To see the full issue, check out this PDF link:
A wonderful benefit of going to the Center for Railroad Photography and Art’s yearly conference is that it’s a great excuse to go to Chicago, meet up with some friends, and shoot trains. This year, I met up with Mike Johannessen (known for his excellent nighttime pans) and later in the week, Alex Lang, for some travel, excessive Dunkin Donuts consumption, and overall fun.
Every year, Alex and I endeavor to concentrate on one of the many aspects of Chicago railroading – in 2009 we shot extensively in northwestern Indiana, last year we shot one of the two remaining EJ&E “J Ball” units in Joliet, and explored that area’s many great spots.
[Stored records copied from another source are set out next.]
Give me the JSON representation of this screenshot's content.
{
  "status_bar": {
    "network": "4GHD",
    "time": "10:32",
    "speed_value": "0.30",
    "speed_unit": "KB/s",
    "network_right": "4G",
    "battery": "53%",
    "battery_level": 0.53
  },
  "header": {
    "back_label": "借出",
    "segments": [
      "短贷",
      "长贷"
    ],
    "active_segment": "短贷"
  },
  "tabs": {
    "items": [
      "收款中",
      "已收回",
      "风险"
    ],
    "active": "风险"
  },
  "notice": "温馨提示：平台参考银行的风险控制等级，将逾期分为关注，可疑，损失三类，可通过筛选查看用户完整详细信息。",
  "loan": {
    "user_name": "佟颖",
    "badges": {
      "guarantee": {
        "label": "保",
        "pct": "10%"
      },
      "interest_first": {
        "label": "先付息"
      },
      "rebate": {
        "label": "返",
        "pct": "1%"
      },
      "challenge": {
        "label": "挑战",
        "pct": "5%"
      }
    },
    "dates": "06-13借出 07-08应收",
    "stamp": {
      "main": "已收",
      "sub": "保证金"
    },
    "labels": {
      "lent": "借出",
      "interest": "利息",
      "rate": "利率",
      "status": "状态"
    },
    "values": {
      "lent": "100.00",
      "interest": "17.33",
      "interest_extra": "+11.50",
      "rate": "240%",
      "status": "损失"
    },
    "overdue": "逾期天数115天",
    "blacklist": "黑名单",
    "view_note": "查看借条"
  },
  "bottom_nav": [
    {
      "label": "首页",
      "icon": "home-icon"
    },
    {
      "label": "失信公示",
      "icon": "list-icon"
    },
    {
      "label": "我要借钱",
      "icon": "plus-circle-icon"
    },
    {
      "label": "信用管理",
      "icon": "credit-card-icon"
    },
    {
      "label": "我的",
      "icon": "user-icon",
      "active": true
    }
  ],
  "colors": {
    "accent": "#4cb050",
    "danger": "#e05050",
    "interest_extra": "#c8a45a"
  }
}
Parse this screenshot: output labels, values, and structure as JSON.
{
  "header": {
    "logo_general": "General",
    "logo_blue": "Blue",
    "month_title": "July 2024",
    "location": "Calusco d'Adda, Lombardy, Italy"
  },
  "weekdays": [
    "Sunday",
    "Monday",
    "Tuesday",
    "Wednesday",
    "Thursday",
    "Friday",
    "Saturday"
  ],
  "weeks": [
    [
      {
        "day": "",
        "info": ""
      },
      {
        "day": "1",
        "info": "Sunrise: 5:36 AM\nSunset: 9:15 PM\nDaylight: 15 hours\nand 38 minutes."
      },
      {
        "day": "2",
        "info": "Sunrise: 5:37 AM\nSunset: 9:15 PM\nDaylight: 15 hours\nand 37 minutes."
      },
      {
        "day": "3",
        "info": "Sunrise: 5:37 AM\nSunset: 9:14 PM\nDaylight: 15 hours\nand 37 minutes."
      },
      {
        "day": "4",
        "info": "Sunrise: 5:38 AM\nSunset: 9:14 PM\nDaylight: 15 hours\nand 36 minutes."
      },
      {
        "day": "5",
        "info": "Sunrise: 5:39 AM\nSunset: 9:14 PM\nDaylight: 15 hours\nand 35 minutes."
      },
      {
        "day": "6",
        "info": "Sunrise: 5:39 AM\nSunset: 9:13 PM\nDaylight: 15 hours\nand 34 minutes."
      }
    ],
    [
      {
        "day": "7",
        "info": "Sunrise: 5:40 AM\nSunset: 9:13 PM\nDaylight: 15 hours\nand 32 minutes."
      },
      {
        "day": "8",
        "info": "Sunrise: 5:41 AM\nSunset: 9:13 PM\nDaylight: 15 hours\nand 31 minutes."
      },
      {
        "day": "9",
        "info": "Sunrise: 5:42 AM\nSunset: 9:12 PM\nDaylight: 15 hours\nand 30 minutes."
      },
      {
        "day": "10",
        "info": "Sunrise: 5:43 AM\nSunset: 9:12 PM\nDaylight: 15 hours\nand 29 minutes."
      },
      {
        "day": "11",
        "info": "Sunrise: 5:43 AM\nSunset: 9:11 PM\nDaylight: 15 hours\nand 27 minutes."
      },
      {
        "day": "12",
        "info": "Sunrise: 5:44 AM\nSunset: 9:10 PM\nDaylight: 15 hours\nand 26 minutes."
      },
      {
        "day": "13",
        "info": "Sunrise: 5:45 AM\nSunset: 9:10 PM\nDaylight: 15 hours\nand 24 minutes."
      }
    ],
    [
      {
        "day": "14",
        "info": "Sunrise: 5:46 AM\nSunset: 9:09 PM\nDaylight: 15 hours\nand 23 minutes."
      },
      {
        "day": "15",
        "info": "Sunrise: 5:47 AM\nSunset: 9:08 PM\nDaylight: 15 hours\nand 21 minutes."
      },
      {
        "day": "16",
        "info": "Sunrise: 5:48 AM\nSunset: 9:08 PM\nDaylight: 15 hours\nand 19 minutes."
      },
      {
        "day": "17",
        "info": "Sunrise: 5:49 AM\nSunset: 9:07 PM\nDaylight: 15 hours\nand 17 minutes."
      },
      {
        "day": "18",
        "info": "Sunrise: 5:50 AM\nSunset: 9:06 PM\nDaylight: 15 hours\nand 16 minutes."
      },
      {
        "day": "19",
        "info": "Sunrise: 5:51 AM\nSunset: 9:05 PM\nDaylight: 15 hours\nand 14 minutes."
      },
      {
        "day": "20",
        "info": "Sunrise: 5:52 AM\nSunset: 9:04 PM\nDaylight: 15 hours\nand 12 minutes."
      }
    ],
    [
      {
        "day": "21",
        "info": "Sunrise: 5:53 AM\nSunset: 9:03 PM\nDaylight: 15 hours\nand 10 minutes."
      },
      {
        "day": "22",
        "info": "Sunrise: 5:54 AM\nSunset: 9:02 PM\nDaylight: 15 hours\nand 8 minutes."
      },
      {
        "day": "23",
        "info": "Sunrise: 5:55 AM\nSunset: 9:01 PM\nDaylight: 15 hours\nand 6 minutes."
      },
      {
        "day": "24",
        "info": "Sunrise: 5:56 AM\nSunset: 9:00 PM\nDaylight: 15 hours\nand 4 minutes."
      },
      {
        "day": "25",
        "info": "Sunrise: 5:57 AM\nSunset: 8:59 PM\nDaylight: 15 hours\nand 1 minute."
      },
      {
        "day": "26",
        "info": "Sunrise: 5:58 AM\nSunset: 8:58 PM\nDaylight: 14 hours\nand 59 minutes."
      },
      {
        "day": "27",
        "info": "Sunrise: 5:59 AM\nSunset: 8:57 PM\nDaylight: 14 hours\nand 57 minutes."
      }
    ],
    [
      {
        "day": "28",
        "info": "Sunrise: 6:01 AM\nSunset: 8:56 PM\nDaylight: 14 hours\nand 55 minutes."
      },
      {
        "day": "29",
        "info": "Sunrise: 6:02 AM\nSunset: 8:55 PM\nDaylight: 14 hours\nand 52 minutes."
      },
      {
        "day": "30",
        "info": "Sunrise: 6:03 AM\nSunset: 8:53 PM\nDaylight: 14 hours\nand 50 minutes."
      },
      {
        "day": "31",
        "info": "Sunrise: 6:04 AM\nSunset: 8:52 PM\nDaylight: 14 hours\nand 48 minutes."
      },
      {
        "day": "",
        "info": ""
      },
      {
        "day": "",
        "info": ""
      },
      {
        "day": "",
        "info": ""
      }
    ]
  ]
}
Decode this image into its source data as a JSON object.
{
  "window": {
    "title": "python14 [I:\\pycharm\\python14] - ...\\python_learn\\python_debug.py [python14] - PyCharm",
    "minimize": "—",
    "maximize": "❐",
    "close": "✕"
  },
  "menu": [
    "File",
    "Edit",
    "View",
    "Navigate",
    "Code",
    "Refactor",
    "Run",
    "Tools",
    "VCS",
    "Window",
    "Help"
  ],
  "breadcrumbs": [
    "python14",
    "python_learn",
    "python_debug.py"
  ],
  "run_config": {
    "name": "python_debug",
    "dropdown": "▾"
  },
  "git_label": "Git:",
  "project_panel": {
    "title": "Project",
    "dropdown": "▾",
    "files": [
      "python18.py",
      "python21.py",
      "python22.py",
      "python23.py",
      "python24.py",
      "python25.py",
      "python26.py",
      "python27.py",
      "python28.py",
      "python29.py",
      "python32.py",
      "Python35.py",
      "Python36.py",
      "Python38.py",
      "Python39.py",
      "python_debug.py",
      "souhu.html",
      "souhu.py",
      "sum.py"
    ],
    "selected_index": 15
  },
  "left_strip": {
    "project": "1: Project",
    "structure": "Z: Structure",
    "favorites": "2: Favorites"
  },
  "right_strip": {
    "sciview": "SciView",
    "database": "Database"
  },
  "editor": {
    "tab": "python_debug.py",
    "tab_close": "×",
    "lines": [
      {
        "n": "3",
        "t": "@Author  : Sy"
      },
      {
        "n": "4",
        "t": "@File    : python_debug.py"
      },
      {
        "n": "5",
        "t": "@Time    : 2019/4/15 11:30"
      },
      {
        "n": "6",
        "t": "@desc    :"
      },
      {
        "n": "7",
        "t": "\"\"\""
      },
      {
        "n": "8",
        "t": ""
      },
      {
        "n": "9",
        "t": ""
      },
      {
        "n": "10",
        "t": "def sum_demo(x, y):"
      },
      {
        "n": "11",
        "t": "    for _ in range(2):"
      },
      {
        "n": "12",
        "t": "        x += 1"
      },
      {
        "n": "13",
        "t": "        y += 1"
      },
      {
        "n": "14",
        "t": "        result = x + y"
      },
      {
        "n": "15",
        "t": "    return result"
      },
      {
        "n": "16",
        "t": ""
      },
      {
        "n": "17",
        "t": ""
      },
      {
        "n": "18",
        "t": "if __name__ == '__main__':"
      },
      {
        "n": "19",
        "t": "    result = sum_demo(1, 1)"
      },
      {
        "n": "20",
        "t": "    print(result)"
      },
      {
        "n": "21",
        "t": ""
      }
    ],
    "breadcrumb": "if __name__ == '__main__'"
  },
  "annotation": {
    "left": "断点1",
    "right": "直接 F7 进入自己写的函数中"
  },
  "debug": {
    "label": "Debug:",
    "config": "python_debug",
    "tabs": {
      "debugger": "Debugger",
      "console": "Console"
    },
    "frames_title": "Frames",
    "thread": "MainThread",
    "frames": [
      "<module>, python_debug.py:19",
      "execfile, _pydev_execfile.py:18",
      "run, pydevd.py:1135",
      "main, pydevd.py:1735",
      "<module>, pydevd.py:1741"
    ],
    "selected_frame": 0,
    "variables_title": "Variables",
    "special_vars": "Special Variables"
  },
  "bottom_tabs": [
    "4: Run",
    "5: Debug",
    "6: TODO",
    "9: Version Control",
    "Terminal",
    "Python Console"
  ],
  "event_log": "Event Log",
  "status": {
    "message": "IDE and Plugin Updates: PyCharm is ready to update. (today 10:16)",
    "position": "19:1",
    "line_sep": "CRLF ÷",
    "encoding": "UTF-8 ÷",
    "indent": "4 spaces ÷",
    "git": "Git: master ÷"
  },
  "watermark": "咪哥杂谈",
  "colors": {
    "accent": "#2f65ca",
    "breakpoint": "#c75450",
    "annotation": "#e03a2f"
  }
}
The focus this year was on documenting some of the disappearing searchlight signals on the former CB&Q and ATSF mainlines that point westward from Chicago, and to that end, we were very successful. Signal bridges still stand on both lines, and the trains (at least on the Santa Fe) were plentiful.
This was also the first year that I made an effort to shoot the CTA in downtown Chicago. Mike’s current passions lie very much in the transit-at-night realm of railroading, and it was fun to be swept up into his world for a few days, as we spent two very late nights shooting the L from many vantage points throughout the city.
Here are some photos from my week in Chicago. Enjoy!